An open letter from MSF clinical psychiatrist Dr Alessandro Barberio, Moria camp, Lesbos, Greece
I have worked for 14 years as a clinical psychiatrist in the Mental Health department of Trieste in Italy. I’m considered an expert on psychiatric emergencies and I work with people who have addiction and psychiatric comorbidities. I treat people who have been victims of human trafficking, I provide mental health support for refugees and people in prison, and advise on protection and social recovery programmes. Over the course of my career, I have gained significant clinical and professional experience in difficult contexts and crisis situations.
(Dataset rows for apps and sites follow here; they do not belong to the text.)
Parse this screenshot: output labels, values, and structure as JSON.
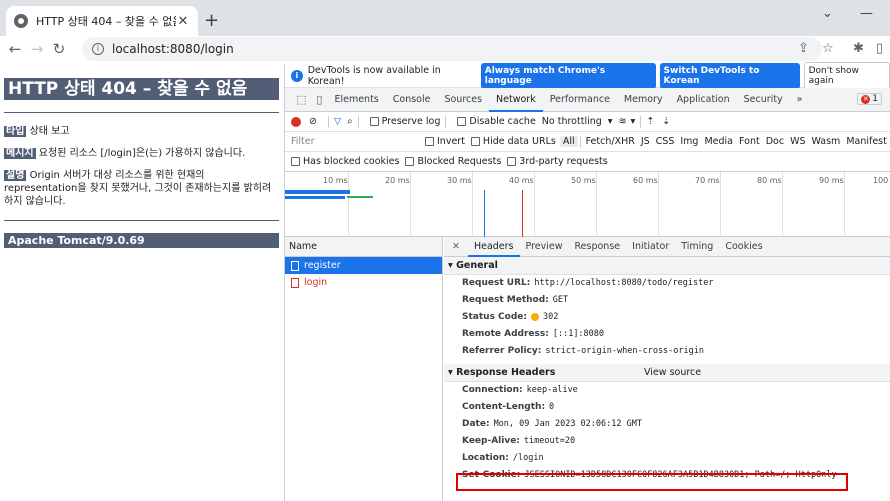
{
  "browser": {
    "tab_title": "HTTP 상태 404 – 찾을 수 없음",
    "url": "localhost:8080/login"
  },
  "page": {
    "heading": "HTTP 상태 404 – 찾을 수 없음",
    "type_label": "타입",
    "type_value": "상태 보고",
    "message_label": "메시지",
    "message_value": "요청된 리소스 [/login]은(는) 가용하지 않습니다.",
    "desc_label": "설명",
    "desc_value": "Origin 서버가 대상 리소스를 위한 현재의 representation을 찾지 못했거나, 그것이 존재하는지를 밝히려 하지 않습니다.",
    "footer": "Apache Tomcat/9.0.69"
  },
  "devtools": {
    "infobar": {
      "message": "DevTools is now available in Korean!",
      "btn_match": "Always match Chrome's language",
      "btn_switch": "Switch DevTools to Korean",
      "btn_dismiss": "Don't show again"
    },
    "tabs": [
      "Elements",
      "Console",
      "Sources",
      "Network",
      "Performance",
      "Memory",
      "Application",
      "Security",
      "»"
    ],
    "error_count": "1",
    "network_bar": {
      "preserve_log": "Preserve log",
      "disable_cache": "Disable cache",
      "throttling": "No throttling"
    },
    "filter_bar": {
      "placeholder": "Filter",
      "invert": "Invert",
      "hide_data_urls": "Hide data URLs",
      "types": [
        "All",
        "Fetch/XHR",
        "JS",
        "CSS",
        "Img",
        "Media",
        "Font",
        "Doc",
        "WS",
        "Wasm",
        "Manifest"
      ]
    },
    "blocked_bar": {
      "has_blocked_cookies": "Has blocked cookies",
      "blocked_requests": "Blocked Requests",
      "third_party": "3rd-party requests"
    },
    "timeline_ticks": [
      "10 ms",
      "20 ms",
      "30 ms",
      "40 ms",
      "50 ms",
      "60 ms",
      "70 ms",
      "80 ms",
      "90 ms",
      "100"
    ],
    "list": {
      "header": "Name",
      "rows": [
        "register",
        "login"
      ]
    },
    "detail": {
      "tabs": [
        "Headers",
        "Preview",
        "Response",
        "Initiator",
        "Timing",
        "Cookies"
      ],
      "general_title": "General",
      "general": [
        {
          "k": "Request URL:",
          "v": "http://localhost:8080/todo/register"
        },
        {
          "k": "Request Method:",
          "v": "GET"
        },
        {
          "k": "Status Code:",
          "v": "302"
        },
        {
          "k": "Remote Address:",
          "v": "[::1]:8080"
        },
        {
          "k": "Referrer Policy:",
          "v": "strict-origin-when-cross-origin"
        }
      ],
      "response_title": "Response Headers",
      "view_source": "View source",
      "response": [
        {
          "k": "Connection:",
          "v": "keep-alive"
        },
        {
          "k": "Content-Length:",
          "v": "0"
        },
        {
          "k": "Date:",
          "v": "Mon, 09 Jan 2023 02:06:12 GMT"
        },
        {
          "k": "Keep-Alive:",
          "v": "timeout=20"
        },
        {
          "k": "Location:",
          "v": "/login"
        },
        {
          "k": "Set-Cookie:",
          "v": "JSESSIONID=13D58DC130FC0F826AF3A5B1D4B830D1; Path=/; HttpOnly"
        }
      ]
    }
  }
}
In all of my years of medical practice, I have never witnessed such overwhelming numbers of people suffering from serious mental health conditions, as I am witnessing now amongst refugees on the island of Lesbos. The vast majority of people I see are presenting with psychotic symptoms, suicidal thoughts – even attempts at suicide – and are confused. Many are unable to meet or perform even their most basic everyday functions, such as sleeping, eating well, maintaining personal hygiene, and communicating.
Moria camp, in Lesbos, has a maximum capacity of 3,100 people, but is bursting at the seams, with over 9,000 people. A third of them are children, living in appalling conditions, which are contributing to a considerable deterioration of their physical and mental health.
I have never witnessed such overwhelming numbers of people suffering from serious mental health conditions, as I am witnessing now amongst refugees on the island of Lesbos.
The asylum seekers include people who have been subjected to extreme forms of torture and violence, both in their countries of origin and during their journey. They have been severely traumatised, both mentally and physically. In their island prison on Lesbos, they are forced to live in a context that promotes frequent violence in all its forms – including sexual and gender-based violence that affects children and adults. This constant violence serves as a recurrent trigger for the development of severe psychiatric symptoms. The increase in the number of arrivals we’re now seeing on the island, in combination with the disproportionately low departure rate to the mainland, is further exacerbating these conditions and contributes to the growing mental health burden of these people.
Each day, the teams of Mytilene and Moria clinics struggle to cover the enormous medical, paediatric and mental health needs. I see my colleagues on the ground becoming exhausted with the burden of the number and severity of these cases, as well as trying to plug the gaps in the system. This is compounded by the fact that every day we see the asylum system breaking, the living conditions rapidly deteriorating, and the failure of the government, EU and the UNHCR to respond to this crisis. That we have a limited ability to substantially change the situation adds to our stress. Meanwhile, there is an ever-increasing influx of new and more severe psychiatric cases, and I don’t believe this is likely to change soon. Indeed, the psychiatric needs of the population will not change as long as the containment policy remains in place
In their island prison on Lesbos, they are forced to live in a context that promotes frequent violence in all its forms – including sexual and gender-based violence that affects children and adults.
While these vulnerable people await the conclusion of their asylum application, it strikes me that the appalling living conditions and the exposure to constant violence, the lack of freedom and rights accorded to migrants, the severe deterioration of health and mental health, and the everyday stress and pressure placed on all inhabitants of the island, has caused Lesbos to resemble an old-fashioned mental asylum, not seen in parts of Europe since the mid-20th century.
Meanwhile, the tension and suffering among the citizens and employees working in local and governmental organisations is increasingly visible. Other NGOs with whom we collaborate are equally distressed and overwhelmed, which often causes them to suspend or reduce their activities, which further exacerbates this desperate situation.
I see my colleagues on the ground becoming exhausted with the burden of the number and severity of these cases, as well as trying to plug the gaps in the system.
Considering the outright violation of human rights and the grave medical and psychiatric needs we face every day, it is clear that Moria camp is in a state of emergency. It would be both unreasonable and unethical not to consider the situation as such and take decisive action immediately. Based on my long clinical experience and the analysis of this difficult context, I firmly believe that the current situation could drastically deteriorate even within the coming weeks, with an escalation of violence that would plunge the island into extreme chaos.